By Joseph Bennett, Senior NERC Reliability Specialist
On July 13, 2019, approximately 70,000 to 73,000 people lost power in a 30-block area of Midtown Manhattan and Manhattan’s west side. A tourist-filled Times Square and Broadway were shut down by the outage just as shows were set to go on.
The power outage also affected the entire NYC Subway system and the Metropolitan Transportation Authority (MTA) had to close four Manhattan stations and advised people to use the bus system due to uncertainty about the subway system due to not knowing the cause of the power outage. The FDNY also had to send responders to assist people who were stuck in elevators in high rise buildings throughout the affected area due to the loss of power. NYPD was dispatched to the affected areas to direct traffic due to the failure of traffic signals.

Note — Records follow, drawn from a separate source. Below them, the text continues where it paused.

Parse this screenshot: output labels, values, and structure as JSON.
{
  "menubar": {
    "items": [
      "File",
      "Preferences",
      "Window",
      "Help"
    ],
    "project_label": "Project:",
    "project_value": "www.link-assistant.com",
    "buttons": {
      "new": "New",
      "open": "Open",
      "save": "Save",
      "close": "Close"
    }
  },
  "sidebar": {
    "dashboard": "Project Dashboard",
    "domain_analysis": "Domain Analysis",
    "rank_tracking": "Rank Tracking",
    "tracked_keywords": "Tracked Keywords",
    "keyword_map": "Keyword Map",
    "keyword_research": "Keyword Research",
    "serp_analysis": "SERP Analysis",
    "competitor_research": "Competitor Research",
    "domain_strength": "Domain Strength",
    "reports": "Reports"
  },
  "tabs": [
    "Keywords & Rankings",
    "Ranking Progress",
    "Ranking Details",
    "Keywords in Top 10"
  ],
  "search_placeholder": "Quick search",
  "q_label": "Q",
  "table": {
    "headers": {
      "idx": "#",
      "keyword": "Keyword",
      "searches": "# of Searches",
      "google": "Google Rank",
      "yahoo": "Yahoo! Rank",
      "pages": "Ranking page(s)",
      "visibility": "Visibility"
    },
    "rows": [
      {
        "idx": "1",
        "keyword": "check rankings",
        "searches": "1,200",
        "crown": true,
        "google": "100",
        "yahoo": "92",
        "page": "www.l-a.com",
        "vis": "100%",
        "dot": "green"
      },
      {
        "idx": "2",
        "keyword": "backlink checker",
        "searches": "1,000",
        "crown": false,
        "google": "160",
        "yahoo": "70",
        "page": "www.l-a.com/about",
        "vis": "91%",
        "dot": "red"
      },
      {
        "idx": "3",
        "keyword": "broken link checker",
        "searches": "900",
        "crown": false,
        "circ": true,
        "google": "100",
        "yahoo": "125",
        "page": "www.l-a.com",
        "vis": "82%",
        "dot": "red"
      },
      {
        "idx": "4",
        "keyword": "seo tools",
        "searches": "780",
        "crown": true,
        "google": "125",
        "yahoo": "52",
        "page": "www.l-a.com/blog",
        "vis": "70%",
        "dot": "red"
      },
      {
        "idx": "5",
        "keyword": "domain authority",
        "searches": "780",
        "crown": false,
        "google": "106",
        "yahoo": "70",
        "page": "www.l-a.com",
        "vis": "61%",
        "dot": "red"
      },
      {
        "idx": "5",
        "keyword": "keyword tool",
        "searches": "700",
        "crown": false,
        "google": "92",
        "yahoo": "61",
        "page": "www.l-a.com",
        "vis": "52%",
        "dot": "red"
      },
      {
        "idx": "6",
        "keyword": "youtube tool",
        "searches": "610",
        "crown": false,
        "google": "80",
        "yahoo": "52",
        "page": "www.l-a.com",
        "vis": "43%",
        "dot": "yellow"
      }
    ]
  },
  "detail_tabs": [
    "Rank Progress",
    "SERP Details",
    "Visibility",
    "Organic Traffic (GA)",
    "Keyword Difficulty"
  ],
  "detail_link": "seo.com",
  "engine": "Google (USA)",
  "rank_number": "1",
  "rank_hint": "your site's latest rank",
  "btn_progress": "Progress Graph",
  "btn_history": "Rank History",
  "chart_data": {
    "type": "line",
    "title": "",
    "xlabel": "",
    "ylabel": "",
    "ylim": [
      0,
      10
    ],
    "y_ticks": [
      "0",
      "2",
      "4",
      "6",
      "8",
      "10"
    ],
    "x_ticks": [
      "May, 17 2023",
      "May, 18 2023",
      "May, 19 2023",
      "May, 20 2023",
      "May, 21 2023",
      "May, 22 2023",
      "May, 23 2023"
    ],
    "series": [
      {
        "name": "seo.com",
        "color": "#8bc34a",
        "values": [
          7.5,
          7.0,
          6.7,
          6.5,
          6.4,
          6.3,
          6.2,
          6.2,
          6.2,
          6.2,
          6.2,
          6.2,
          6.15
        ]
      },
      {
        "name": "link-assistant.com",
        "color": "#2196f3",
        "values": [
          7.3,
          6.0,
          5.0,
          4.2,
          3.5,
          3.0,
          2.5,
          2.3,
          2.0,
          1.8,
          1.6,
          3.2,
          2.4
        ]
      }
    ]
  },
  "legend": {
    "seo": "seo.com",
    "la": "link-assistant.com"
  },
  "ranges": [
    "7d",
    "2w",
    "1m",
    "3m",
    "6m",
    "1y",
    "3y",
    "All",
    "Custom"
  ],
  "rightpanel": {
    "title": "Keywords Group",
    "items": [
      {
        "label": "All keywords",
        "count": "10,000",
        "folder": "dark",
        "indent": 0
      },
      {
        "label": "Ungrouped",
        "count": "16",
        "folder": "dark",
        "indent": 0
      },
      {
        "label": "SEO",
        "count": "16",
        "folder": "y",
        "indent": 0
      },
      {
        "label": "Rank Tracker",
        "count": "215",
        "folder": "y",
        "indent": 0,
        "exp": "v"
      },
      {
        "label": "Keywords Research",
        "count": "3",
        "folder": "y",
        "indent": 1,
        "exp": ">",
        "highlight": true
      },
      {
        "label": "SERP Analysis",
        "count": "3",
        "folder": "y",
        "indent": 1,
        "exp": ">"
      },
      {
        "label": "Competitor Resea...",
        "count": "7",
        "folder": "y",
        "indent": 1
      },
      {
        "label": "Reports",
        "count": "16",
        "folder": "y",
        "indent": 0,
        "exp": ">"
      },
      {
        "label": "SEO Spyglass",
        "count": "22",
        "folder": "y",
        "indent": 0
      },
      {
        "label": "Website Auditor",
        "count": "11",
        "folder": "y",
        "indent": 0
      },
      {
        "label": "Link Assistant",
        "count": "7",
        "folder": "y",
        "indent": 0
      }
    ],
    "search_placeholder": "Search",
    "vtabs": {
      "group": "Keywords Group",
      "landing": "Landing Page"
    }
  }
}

The outage was initially reported as being possibly due to a manhole explosion which was initially verified. Initially Con Edison stated the cause of the outage was a mechanical failure that it felt could be resolved relatively quickly but was unable to give an estimate on when power would be restored. Upon further investigation, it was determined that cause of the blackout was a transformer fire at one of the substations. While investigating the transformer explosion and fire, the root cause was traced to a relay in the substations transformer protection system that did not operate properly.
In a statement by Con Edison, they stated that in this case, primary and backup relay systems did not isolate a faulted 13,000-volt distribution cable at West 64th Street and West End Avenue. Initially, the fault on the 13kV system and the power outage were not thought to be connected by system operators. During the investigation, it was determined that the events were linked. The fault actually started on the 13kV system which then was exacerbated by the failure of the relay protection system to operate and trip the system off line. This led to an overload on a transformer in the substation which caused the transformer to explode and catch fire. All of this leading power outage that affected a large portion of Manhattan as well as people in surrounding areas due to a major disruption in transportation.
To prevent a similar occurrence in the future, Con Edison isolated all their similar relays in their system and performed testing and maintenance on the relays prior to returning them to service in order to ensure that the failure would not occur again.
In the end, it only took Con Edison 5 hours to restore power to the 70+ thousand affected customers and get the subway back up and running again. It did take several more days and countless hours to investigate similar relay protection systems and ensure that there wouldn’t be a similar problem in the future that would lead to another outage on Con Edison’s system.